The Interpreter Impostor at the Mandela Memorial

Mandela’s memorial yesterday has ignited a firestorm today out of the Soweto rain.  No, not Obama’s failed message, or the non-Michelle approved Presidential selfie with other heads of State, but rather the fraud of an impostor posing as an interpreter for the Deaf during the ceremony.

The alleged sign language interpreter was so awful, in fact, that he had to have been in on the cruel joke that he knew nothing about even creating rudimentary signs.

Unfortunately, this sort of “faking it” is actually pretty common in the Deaf Community.  There are a lot of “professional” interpreters who are not well-trained but who are given jobs because they are cheap — even though they are incapable of proper signing.  The Deaf suffer and the incompetence gets a paycheck.

While not many working interpreters are as fraudulent on the level of what happened in Soweto — the end effect is still the same: The Deaf person has no idea what’s being said and has to guess about what’s really happening.

Continue reading → The Interpreter Impostor at the Mandela Memorial

Food Imagery and the Mastication Memorial

I have always been shocked and amazed when people we know and love take time and effort to publish — what they’re about to turn into poop — on the public interwebs. Yes, I’m taking about the infectious internets viral phenomenon we’ll call… “Food Imagery and the Mastication Memorial.”

Continue reading → Food Imagery and the Mastication Memorial

Project Liberty & The Deaf Community

As a Deaf woman, the first thing that came to my mind when the Twin Towers collapsed was, “Who is going to communicate with the Deaf New Yorkers? How will we know exactly what happened and what will happen next?”

Wireless Communication
Thanks to text pagers, Deaf people communicated with each other and kept each other informed. Whatever was happening, the Deaf stayed in touch on a one-to-one basis and they updated each other as to the missing and the injured. They told each other, with fingers flying on tiny keyboards, how many firefighters were missing and how the Police were handling the street level crises arising from the terrorist strike. Many of my Deaf friends told me their Hearing families and friends outside of New York would page them and ask where they were when it happened and if they were OK.

For the literate Deaf who know how to spell and who can type on an American keyboard, that sort of instant text communication was fine, but what about the Deaf from other countries who did not know how to spell in English? New York City has a huge immigrant Deaf population and many of them have no language whatsoever. What about the illiterate Deaf and the Deaf who are developmentally disabled or mentally ill or are so poor they cannot afford a text pager? How would these disenfranchised Deaf ever get a feeling of knowledge and safety?
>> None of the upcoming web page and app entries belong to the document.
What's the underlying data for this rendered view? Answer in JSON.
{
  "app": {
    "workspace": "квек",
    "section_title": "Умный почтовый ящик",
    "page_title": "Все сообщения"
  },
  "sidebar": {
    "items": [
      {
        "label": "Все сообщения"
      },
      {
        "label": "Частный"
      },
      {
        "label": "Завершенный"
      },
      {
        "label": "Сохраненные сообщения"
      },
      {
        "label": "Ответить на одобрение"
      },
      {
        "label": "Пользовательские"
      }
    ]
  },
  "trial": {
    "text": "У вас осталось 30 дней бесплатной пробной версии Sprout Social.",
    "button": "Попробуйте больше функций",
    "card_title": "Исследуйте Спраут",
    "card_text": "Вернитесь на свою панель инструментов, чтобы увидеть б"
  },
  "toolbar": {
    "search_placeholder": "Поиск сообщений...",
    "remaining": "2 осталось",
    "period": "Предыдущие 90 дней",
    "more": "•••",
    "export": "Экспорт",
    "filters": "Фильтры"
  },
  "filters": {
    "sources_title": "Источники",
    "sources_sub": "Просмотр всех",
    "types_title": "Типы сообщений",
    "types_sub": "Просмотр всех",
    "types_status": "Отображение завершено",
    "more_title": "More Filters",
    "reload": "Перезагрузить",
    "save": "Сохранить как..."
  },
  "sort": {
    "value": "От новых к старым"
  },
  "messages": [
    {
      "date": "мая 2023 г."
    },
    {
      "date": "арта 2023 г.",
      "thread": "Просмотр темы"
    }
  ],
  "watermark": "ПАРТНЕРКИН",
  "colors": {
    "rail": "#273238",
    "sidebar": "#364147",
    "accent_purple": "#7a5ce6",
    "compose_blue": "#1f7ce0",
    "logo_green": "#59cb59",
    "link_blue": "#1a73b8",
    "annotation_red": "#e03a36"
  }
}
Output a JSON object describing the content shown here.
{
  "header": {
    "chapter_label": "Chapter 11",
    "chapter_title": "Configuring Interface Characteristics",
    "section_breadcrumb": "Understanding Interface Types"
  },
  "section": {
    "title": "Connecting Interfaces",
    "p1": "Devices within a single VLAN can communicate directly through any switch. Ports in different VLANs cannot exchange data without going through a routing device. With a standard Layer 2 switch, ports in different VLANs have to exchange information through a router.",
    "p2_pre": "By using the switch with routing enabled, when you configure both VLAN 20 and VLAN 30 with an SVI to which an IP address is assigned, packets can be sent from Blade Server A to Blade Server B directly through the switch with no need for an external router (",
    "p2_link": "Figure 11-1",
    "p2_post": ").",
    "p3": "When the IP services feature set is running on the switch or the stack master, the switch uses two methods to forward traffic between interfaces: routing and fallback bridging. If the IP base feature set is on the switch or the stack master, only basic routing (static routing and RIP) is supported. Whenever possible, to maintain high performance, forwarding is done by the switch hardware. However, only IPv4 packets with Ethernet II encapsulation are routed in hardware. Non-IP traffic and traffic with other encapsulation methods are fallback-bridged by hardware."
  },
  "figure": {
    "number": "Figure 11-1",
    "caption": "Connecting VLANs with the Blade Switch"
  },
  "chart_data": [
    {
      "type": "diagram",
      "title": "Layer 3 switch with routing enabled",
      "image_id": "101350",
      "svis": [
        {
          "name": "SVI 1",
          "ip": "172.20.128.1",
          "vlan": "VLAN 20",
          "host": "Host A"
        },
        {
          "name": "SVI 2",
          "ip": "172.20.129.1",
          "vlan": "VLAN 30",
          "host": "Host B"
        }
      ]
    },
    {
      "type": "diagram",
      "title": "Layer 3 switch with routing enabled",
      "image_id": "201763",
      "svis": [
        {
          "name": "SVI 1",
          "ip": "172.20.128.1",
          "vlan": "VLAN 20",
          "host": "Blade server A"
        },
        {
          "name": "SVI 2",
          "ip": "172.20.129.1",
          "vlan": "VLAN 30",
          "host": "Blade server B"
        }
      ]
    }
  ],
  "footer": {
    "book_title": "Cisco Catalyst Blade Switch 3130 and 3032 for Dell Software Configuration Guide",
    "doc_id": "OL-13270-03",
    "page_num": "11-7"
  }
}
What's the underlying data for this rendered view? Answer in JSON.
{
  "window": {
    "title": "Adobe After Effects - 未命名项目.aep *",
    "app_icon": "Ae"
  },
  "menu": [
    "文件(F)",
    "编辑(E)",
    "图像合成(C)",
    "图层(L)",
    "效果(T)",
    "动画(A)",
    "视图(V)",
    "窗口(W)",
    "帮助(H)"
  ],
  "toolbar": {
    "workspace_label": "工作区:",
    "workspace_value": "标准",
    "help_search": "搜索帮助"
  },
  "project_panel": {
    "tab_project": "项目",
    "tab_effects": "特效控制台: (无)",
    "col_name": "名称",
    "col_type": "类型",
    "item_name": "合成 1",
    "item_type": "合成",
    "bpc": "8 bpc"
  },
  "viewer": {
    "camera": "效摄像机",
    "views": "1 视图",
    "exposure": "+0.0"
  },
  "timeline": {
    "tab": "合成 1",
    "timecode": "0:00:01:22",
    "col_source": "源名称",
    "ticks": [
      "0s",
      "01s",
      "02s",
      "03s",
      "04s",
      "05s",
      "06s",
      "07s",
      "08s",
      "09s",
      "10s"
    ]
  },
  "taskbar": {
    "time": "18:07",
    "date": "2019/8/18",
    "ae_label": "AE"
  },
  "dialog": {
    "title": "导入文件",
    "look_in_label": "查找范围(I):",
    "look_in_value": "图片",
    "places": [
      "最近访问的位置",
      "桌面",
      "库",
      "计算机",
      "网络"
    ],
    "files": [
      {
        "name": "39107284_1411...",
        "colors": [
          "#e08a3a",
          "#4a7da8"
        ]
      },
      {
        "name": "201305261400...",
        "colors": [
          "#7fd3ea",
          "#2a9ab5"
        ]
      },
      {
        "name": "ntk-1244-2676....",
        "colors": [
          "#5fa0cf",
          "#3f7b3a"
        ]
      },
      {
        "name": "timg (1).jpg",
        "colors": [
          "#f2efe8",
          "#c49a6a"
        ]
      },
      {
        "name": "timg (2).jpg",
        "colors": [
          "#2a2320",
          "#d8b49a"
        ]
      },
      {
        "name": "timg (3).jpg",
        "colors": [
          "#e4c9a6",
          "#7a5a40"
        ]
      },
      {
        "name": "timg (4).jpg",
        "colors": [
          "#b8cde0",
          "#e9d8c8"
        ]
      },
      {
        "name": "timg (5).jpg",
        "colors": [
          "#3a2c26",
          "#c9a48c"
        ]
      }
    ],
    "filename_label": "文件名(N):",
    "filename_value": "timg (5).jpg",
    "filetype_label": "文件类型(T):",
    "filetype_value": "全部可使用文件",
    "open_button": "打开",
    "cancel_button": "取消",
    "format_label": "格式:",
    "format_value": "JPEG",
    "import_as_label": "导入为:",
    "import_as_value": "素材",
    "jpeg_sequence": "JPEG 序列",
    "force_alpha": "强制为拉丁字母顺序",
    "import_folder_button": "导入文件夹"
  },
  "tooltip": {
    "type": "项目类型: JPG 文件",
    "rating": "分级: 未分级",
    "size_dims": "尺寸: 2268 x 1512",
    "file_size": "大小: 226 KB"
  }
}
Project Liberty
I found the answer in Project Liberty. Project Liberty is a program sponsored by the State of New York that helps anyone and everyone who is having a hard time coping. Project Liberty paid me, as a Deafness professional, to travel to Deaf people’s homes and talk to them one-on-one and in groups about what happened on September 11th.

Continue reading → Project Liberty & The Deaf Community

A Monument for Hugh Luke

[Note: This article was written for the 75th Anniversary celebration of Prairie Schooner held at the University of Nebraska-Lincoln October 11-13, 2001.]

Hugh Luke, former Editor of Prairie Schooner, was teaching an undergraduate course in Poetry at the University of Nebraska-Lincoln when I first met him. I remember being astonished by Hugh’s passion for the written word and his influence and inspiration have steeped deep within me for 15 odd years or so.

Continue reading → A Monument for Hugh Luke

After the Music

by Steve Gaines

July 3, 1954

On my 18th Birthday
A Memorial to an Ill-Spent Youth

It was so long ago
and I seldom bring it back these days
surprised to look at that age of adventure
from this distant couch
unable to recapture that careless attitude…
reluctant to admit the inability I suppose…
but here goes anyway

Continue reading → After the Music